* **ACTIVITY**:
The answer must consist of every line below that contains the word "新着情報".

(STUDY MATERIAL begins)

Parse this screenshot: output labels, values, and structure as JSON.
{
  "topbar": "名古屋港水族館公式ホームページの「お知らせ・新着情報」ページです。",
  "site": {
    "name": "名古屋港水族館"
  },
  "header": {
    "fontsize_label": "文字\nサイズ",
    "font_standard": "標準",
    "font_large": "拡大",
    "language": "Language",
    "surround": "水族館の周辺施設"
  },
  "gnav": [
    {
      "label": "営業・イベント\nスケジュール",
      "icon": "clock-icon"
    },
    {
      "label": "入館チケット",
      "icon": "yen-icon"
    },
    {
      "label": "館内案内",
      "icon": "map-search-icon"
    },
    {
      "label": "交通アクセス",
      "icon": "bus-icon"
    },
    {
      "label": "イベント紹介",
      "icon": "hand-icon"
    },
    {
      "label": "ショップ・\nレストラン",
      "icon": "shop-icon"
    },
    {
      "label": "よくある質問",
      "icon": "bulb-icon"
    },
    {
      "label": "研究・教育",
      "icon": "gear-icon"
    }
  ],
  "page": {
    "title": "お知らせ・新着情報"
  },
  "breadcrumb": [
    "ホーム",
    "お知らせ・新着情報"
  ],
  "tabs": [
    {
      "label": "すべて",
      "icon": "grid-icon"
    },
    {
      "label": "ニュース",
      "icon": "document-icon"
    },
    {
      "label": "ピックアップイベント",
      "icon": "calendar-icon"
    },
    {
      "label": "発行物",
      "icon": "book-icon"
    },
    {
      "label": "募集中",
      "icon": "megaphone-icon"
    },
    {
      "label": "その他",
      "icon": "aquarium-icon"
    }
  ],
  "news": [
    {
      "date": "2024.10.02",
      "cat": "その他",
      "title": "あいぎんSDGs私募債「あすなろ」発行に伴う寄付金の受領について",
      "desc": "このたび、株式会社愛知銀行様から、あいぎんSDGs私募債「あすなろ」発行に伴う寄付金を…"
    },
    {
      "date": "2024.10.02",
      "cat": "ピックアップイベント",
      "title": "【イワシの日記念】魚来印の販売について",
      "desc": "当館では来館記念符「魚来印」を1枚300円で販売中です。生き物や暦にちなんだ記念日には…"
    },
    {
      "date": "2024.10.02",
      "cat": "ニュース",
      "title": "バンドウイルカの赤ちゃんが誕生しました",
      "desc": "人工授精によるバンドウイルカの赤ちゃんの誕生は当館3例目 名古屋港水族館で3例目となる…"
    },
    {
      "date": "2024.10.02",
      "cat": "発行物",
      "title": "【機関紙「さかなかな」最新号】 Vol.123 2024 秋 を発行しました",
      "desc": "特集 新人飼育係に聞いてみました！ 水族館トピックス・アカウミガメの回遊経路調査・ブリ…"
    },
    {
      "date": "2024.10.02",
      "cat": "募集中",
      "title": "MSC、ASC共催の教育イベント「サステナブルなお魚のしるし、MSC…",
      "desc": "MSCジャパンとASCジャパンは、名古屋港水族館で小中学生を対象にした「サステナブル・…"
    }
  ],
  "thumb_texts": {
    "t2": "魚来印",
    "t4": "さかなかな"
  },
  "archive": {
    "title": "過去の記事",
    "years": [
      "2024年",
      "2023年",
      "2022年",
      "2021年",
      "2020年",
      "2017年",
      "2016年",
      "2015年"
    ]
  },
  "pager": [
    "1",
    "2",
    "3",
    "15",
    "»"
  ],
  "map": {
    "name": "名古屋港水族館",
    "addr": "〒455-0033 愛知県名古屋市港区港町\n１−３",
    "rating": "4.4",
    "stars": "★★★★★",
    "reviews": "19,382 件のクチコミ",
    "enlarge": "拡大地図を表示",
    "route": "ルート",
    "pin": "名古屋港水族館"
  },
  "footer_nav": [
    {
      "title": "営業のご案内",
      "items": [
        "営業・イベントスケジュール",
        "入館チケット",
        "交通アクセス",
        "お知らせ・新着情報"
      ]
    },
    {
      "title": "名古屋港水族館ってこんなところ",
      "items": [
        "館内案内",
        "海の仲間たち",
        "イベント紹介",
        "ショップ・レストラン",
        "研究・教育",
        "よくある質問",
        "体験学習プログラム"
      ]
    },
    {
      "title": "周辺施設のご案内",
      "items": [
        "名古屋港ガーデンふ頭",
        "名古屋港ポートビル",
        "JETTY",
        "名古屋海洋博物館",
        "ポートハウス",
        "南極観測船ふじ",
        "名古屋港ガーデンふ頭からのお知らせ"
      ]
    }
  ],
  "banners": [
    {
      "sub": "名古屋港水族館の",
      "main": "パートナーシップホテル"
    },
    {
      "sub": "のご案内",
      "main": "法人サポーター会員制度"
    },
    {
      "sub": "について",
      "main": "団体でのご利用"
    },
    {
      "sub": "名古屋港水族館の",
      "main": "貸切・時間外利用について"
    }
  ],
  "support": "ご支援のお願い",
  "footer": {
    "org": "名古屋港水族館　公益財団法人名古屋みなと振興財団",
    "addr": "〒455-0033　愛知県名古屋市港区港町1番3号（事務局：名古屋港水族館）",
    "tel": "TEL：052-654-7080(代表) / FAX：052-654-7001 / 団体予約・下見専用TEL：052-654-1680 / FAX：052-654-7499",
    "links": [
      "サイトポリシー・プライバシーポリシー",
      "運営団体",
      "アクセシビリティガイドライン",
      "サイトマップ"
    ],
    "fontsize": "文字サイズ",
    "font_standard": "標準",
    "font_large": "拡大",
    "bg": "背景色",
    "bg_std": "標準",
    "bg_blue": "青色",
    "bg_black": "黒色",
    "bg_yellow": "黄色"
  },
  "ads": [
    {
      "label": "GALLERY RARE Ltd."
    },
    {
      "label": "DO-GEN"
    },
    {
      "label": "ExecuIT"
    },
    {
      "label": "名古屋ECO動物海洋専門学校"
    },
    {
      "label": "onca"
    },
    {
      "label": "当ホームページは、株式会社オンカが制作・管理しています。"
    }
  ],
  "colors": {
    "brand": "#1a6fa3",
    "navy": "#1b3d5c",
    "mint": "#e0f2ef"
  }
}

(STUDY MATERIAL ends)

* **TASK ANSWER**:
  "topbar": "名古屋港水族館公式ホームページの「お知らせ・新着情報」ページです。",
    "title": "お知らせ・新着情報"
    "お知らせ・新着情報"
        "お知らせ・新着情報"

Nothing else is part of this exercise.